**EXERCISE REQUIREMENTS**
Restate the records word for word. Include no pictures.

RECORDS SHOWN section start

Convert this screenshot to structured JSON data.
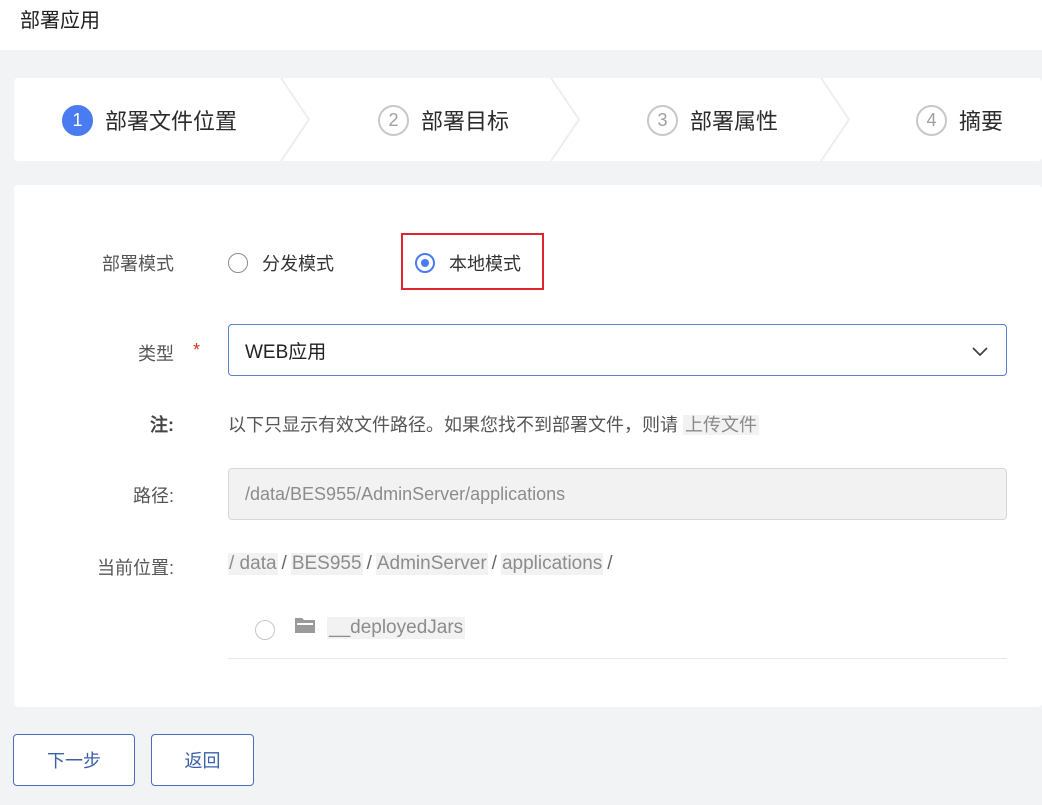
{
  "page": {
    "title": "部署应用"
  },
  "steps": [
    {
      "num": "1",
      "label": "部署文件位置",
      "active": true
    },
    {
      "num": "2",
      "label": "部署目标",
      "active": false
    },
    {
      "num": "3",
      "label": "部署属性",
      "active": false
    },
    {
      "num": "4",
      "label": "摘要",
      "active": false
    }
  ],
  "form": {
    "mode": {
      "label": "部署模式",
      "options": [
        {
          "label": "分发模式",
          "checked": false
        },
        {
          "label": "本地模式",
          "checked": true
        }
      ]
    },
    "type": {
      "label": "类型",
      "required_mark": "*",
      "value": "WEB应用"
    },
    "note": {
      "label": "注:",
      "text": "以下只显示有效文件路径。如果您找不到部署文件，则请",
      "link": "上传文件"
    },
    "path": {
      "label": "路径:",
      "value": "/data/BES955/AdminServer/applications"
    },
    "current_location": {
      "label": "当前位置:",
      "root": "/ data",
      "crumbs": [
        "BES955",
        "AdminServer",
        "applications"
      ],
      "separator": "/"
    },
    "files": [
      {
        "name": "__deployedJars",
        "icon": "folder-icon"
      }
    ]
  },
  "buttons": {
    "next": "下一步",
    "back": "返回"
  },
  "colors": {
    "accent": "#4a7bf0",
    "highlight": "#e0262b",
    "required": "#d0361e"
  }
}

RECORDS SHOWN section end

**ANSWER TO THIS PROBLEM**
Convert this screenshot to structured JSON data.
{
  "page": {
    "title": "部署应用"
  },
  "steps": [
    {
      "num": "1",
      "label": "部署文件位置",
      "active": true
    },
    {
      "num": "2",
      "label": "部署目标",
      "active": false
    },
    {
      "num": "3",
      "label": "部署属性",
      "active": false
    },
    {
      "num": "4",
      "label": "摘要",
      "active": false
    }
  ],
  "form": {
    "mode": {
      "label": "部署模式",
      "options": [
        {
          "label": "分发模式",
          "checked": false
        },
        {
          "label": "本地模式",
          "checked": true
        }
      ]
    },
    "type": {
      "label": "类型",
      "required_mark": "*",
      "value": "WEB应用"
    },
    "note": {
      "label": "注:",
      "text": "以下只显示有效文件路径。如果您找不到部署文件，则请",
      "link": "上传文件"
    },
    "path": {
      "label": "路径:",
      "value": "/data/BES955/AdminServer/applications"
    },
    "current_location": {
      "label": "当前位置:",
      "root": "/ data",
      "crumbs": [
        "BES955",
        "AdminServer",
        "applications"
      ],
      "separator": "/"
    },
    "files": [
      {
        "name": "__deployedJars",
        "icon": "folder-icon"
      }
    ]
  },
  "buttons": {
    "next": "下一步",
    "back": "返回"
  },
  "colors": {
    "accent": "#4a7bf0",
    "highlight": "#e0262b",
    "required": "#d0361e"
  }
}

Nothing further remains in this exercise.